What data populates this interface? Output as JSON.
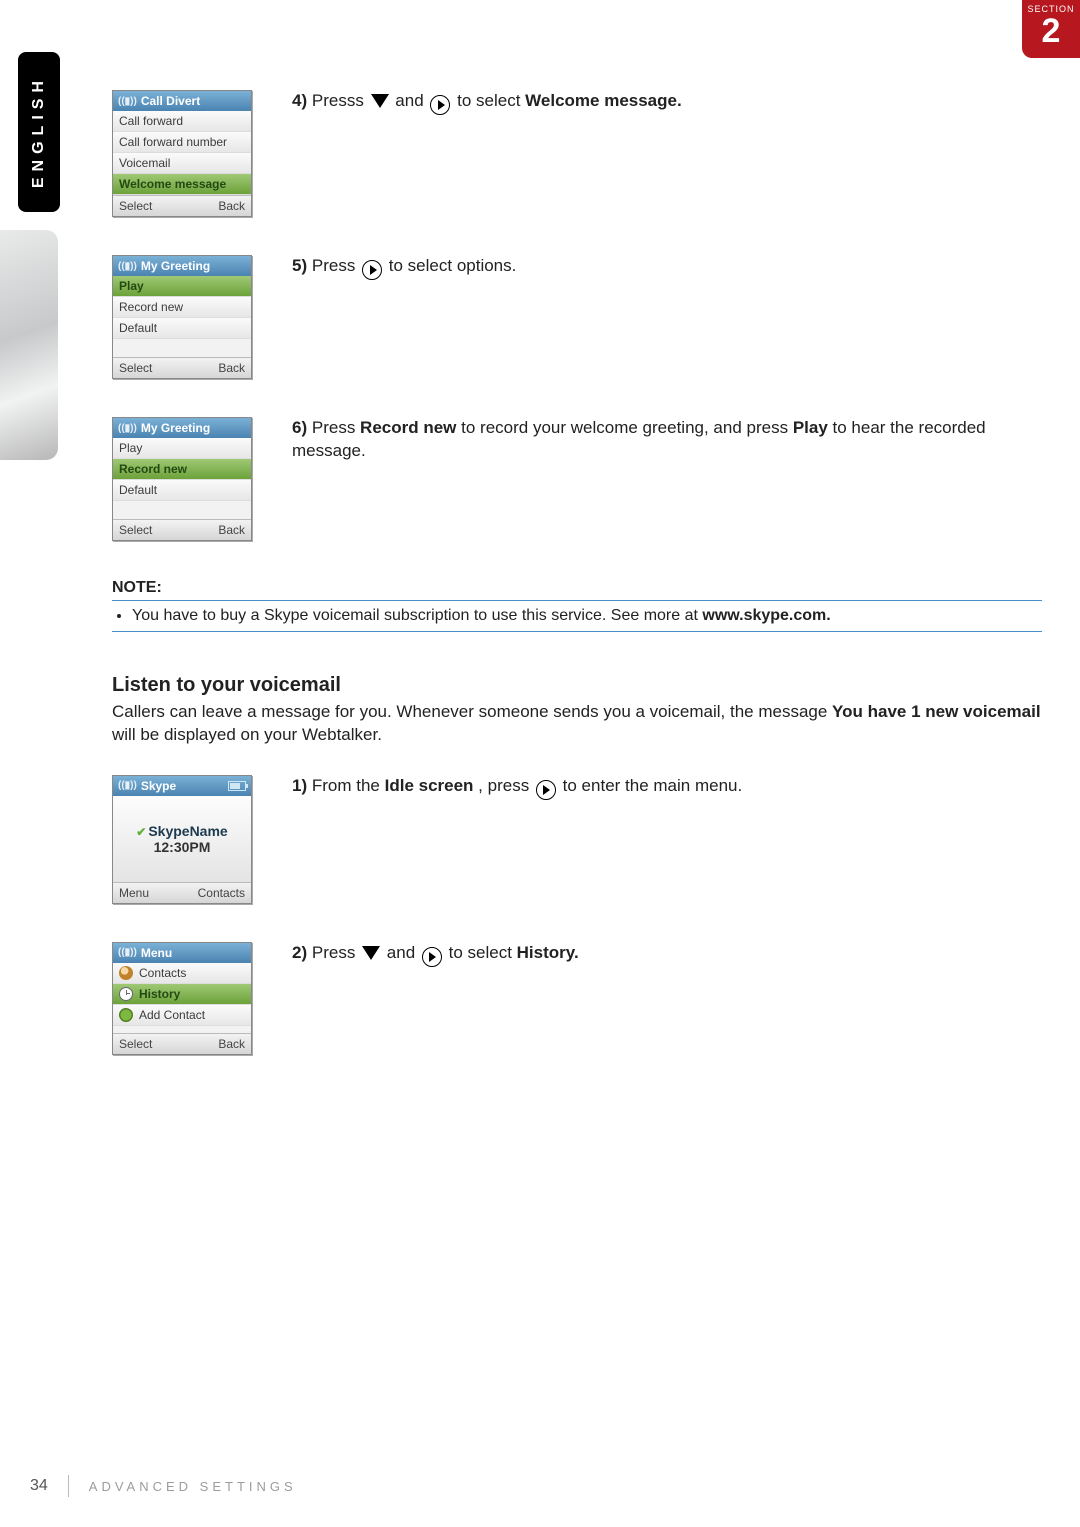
{
  "section": {
    "label": "SECTION",
    "number": "2"
  },
  "language_tab": "ENGLISH",
  "steps": {
    "s4": {
      "num": "4)",
      "pre": "Presss ",
      "mid": " and ",
      "post": " to select ",
      "bold": "Welcome message."
    },
    "s5": {
      "num": "5)",
      "pre": "Press ",
      "post": " to select options."
    },
    "s6": {
      "num": "6)",
      "t1": "Press ",
      "b1": "Record new",
      "t2": " to record your welcome greeting, and press ",
      "b2": "Play",
      "t3": " to hear the recorded message."
    },
    "s1": {
      "num": "1)",
      "t1": "From the ",
      "b1": "Idle screen",
      "t2": ", press ",
      "t3": " to enter the main menu."
    },
    "s2": {
      "num": "2)",
      "pre": "Press ",
      "mid": " and ",
      "post": " to select ",
      "bold": "History."
    }
  },
  "phones": {
    "call_divert": {
      "title": "Call Divert",
      "items": [
        "Call forward",
        "Call forward number",
        "Voicemail",
        "Welcome message"
      ],
      "selected": 3,
      "left": "Select",
      "right": "Back"
    },
    "greeting_play": {
      "title": "My Greeting",
      "items": [
        "Play",
        "Record new",
        "Default"
      ],
      "selected": 0,
      "left": "Select",
      "right": "Back"
    },
    "greeting_rec": {
      "title": "My Greeting",
      "items": [
        "Play",
        "Record new",
        "Default"
      ],
      "selected": 1,
      "left": "Select",
      "right": "Back"
    },
    "idle": {
      "title": "Skype",
      "name": "SkypeName",
      "time": "12:30PM",
      "left": "Menu",
      "right": "Contacts"
    },
    "menu": {
      "title": "Menu",
      "items": [
        {
          "icon": "contacts",
          "label": "Contacts"
        },
        {
          "icon": "history",
          "label": "History"
        },
        {
          "icon": "add",
          "label": "Add Contact"
        }
      ],
      "selected": 1,
      "left": "Select",
      "right": "Back"
    }
  },
  "note": {
    "heading": "NOTE:",
    "bullet_pre": "You have to buy a Skype voicemail subscription to use this service. See more at ",
    "bullet_bold": "www.skype.com."
  },
  "listen": {
    "heading": "Listen to your voicemail",
    "para_pre": "Callers can leave a message for you. Whenever someone sends you a voicemail, the message ",
    "para_bold": "You have 1 new voicemail",
    "para_post": " will be displayed on your Webtalker."
  },
  "footer": {
    "page": "34",
    "section": "ADVANCED SETTINGS"
  }
}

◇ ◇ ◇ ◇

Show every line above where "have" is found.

    "bullet_pre": "You have to buy a Skype voicemail subscription to use this service. See more at ",
    "para_bold": "You have 1 new voicemail",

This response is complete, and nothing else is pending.